There are several tags that Kollywood uses to classify its films. The most exasperating of the lot has to be, ‘a fun, family entertainer’; especially when most of the films that come with this tag are neither fun, nor entertaining. Vishnu Vishal’s Silukkuvarpatti Singam is the latest to join this illustrious list of comedies that attempt to operate on the Sundar C formula from his Ullathai Allitha days — some mindless attempts at humour with a chaotic climax. This template has been refurbished so many times that Sundar C himself should considering putting it to rest (given it still brings us films like Kalakalappu 2). And yet, we continue to get films with different characters that revolve around the same-old structure. Continue reading “Silukkuvarpatti Singam Review: Another ‘fun’ film that isn’t fun”
Vishnu Vishal terms Ratsasan as one of the best in his filmography. “The audience will definitely walk out saying that it is a good film,” he assures. Vishnu has teamed with Ram Kumar again, after Mundasupatti, in what can be termed as his comeback to the content-oriented cinema that he is generally known for.

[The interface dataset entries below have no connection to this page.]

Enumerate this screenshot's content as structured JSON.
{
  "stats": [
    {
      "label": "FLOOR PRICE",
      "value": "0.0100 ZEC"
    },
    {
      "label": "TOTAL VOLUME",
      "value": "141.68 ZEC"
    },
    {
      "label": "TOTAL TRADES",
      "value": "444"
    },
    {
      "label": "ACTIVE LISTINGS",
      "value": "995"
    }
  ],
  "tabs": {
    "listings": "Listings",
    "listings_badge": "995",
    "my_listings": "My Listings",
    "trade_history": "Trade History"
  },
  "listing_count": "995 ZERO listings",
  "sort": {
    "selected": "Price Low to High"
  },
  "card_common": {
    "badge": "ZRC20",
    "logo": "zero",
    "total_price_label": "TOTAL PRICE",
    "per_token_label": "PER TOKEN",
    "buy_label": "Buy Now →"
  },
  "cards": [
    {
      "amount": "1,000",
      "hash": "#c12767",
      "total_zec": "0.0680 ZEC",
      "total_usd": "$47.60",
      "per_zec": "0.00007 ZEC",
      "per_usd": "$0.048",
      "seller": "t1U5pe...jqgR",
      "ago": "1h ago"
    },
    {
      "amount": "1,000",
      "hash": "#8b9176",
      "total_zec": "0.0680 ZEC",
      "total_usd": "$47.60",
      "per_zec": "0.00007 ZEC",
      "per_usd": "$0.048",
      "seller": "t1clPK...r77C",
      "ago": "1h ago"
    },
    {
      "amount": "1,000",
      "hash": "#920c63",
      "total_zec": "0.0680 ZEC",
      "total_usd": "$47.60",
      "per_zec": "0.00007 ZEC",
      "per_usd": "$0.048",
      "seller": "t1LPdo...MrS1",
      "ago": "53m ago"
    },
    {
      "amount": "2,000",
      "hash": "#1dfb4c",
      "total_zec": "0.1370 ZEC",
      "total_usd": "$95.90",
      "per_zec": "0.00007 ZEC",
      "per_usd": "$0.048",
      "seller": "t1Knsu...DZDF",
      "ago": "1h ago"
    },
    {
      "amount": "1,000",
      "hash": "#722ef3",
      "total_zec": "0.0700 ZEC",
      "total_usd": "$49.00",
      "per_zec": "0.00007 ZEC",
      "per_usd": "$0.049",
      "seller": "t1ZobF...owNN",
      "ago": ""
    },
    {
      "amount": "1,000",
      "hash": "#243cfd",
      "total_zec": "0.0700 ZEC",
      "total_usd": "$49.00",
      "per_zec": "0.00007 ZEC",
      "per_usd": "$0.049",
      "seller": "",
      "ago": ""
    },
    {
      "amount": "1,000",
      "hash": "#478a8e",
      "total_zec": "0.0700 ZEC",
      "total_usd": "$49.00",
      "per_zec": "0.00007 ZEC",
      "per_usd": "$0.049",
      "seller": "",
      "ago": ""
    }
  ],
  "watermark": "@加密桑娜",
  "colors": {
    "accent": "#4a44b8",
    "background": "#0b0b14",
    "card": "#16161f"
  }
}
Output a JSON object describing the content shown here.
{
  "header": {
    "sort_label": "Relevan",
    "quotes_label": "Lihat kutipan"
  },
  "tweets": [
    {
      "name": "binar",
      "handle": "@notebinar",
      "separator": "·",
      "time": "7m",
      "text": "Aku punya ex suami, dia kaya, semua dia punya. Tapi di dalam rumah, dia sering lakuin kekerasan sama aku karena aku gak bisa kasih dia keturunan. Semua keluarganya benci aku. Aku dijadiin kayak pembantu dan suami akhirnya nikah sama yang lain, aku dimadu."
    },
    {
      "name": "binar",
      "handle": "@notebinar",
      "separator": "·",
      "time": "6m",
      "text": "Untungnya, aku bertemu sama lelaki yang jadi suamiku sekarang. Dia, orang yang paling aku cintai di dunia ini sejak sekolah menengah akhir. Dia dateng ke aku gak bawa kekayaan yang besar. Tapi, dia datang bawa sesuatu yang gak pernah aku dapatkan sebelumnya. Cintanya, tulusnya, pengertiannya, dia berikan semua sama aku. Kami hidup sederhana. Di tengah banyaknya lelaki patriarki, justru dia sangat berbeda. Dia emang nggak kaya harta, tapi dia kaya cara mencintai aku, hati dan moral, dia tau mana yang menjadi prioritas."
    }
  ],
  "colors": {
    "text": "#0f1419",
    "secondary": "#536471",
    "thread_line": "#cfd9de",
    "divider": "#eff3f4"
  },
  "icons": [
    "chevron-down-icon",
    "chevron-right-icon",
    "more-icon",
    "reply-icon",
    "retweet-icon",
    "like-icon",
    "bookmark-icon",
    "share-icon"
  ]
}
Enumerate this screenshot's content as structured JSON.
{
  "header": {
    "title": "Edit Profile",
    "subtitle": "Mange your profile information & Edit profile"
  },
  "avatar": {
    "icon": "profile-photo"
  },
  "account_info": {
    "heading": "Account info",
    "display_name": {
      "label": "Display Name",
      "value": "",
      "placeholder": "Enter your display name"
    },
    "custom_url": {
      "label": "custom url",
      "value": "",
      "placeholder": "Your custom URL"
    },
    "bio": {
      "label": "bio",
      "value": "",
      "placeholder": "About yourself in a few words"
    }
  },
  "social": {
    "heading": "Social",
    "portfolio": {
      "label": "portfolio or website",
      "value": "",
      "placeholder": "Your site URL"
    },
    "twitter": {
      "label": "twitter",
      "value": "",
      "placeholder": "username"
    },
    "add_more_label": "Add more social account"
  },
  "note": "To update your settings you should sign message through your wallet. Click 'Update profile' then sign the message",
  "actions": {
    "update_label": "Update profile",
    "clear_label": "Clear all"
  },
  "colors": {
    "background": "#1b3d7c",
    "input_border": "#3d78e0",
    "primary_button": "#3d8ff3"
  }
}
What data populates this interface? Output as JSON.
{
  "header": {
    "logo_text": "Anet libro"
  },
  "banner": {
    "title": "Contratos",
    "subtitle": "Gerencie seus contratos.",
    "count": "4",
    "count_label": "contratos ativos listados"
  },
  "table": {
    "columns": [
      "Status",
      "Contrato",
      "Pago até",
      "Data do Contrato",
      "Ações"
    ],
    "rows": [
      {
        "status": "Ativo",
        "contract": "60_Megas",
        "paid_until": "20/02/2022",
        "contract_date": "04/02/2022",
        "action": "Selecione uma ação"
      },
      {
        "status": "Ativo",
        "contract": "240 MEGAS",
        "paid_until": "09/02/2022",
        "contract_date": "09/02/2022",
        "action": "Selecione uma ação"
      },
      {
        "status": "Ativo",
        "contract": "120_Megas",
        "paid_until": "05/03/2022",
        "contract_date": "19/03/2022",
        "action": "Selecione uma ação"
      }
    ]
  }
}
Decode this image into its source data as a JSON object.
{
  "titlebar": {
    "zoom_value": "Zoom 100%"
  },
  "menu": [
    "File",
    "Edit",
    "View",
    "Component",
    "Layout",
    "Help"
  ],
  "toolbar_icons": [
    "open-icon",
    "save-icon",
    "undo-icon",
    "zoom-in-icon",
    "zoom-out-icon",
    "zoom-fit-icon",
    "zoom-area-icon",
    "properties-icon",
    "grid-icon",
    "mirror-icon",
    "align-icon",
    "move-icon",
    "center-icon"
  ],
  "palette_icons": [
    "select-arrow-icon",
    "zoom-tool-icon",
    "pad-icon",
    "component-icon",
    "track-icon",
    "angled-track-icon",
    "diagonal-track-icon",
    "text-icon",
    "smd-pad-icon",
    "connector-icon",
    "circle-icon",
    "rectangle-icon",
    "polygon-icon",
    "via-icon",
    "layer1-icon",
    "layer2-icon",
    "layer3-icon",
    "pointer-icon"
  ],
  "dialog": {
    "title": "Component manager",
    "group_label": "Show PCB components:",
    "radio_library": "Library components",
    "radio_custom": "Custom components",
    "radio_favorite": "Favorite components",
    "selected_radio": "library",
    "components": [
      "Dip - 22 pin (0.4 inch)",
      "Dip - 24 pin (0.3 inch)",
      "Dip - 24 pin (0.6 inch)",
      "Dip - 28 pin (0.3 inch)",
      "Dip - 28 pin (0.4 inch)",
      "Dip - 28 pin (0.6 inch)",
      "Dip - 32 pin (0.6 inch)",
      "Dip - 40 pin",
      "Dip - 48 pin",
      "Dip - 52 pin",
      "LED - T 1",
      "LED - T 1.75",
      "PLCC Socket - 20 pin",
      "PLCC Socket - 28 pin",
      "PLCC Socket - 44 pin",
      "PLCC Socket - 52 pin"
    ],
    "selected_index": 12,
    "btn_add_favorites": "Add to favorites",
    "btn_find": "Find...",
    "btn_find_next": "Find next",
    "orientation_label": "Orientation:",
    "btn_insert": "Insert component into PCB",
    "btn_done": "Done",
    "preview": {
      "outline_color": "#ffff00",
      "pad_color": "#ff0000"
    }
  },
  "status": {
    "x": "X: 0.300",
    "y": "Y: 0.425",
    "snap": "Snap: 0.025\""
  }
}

Excerpts from a conversation: Continue reading “I never thought I could be a hero: Vishnu Vishal”
If I had to pick two fascinating things about Ratsasan, it had to be the film’s editing and the sound design. Ratsasan’s nifty cuts and sound cement the ‘effect first, cause later’ strategy that the cameras and screenplay adopt. One might say that this is the usual modus operandi for a thriller. Well, it isn’t just about the turns that the story takes but also about how they are revealed. In one particular sequence, a suspect holds a police officer at gunpoint in an attempt to escape. As he backs into a lift, we hear a shot and the lift opens to reveal both men on the ground. The suspense lingers a second longer before we get our answer. And Ramkumar’s answers are effectively simple for the part. Take a chase sequence where Kaali Venkat, a cop, is in close pursuit of the killer; the former is on a bike while the latter is in a van. How does one lose the trailing cop? Ramkumar comes up with another ingenious solution – stop the van abruptly. Continue reading “Ratsasan Review: Technically admirable but emotionally distant”
To enjoy Kathanayagan, there is just one word – don’t take the movie seriously; in fact even the movie doesn’t claim to take itself seriously as well. This makes the smaller jokes more appreciable — like when Vishnu Vishal meets Catherine Tresa. Catherine just randomly stops Vishnu on the road and offers him a lift. After the mandatory boy meets girl song sequence, Vishal says ‘nice imagination but unwanted song’. These small digs at themselves tend to invoke a wry smile.
Another one of these instances is when Vishnu is on his way to office. It’s his first day and he decides to board a crowded bus. As he gets squashed while maneuvering through the crowd, he grumbles “Sir, first day office”. With another its “Iron panna shirt” and also goes to says “Sir, naa ambala sir (I’m a man)”. More than his sequences with Soori, these conversational oneliners invoke more humour.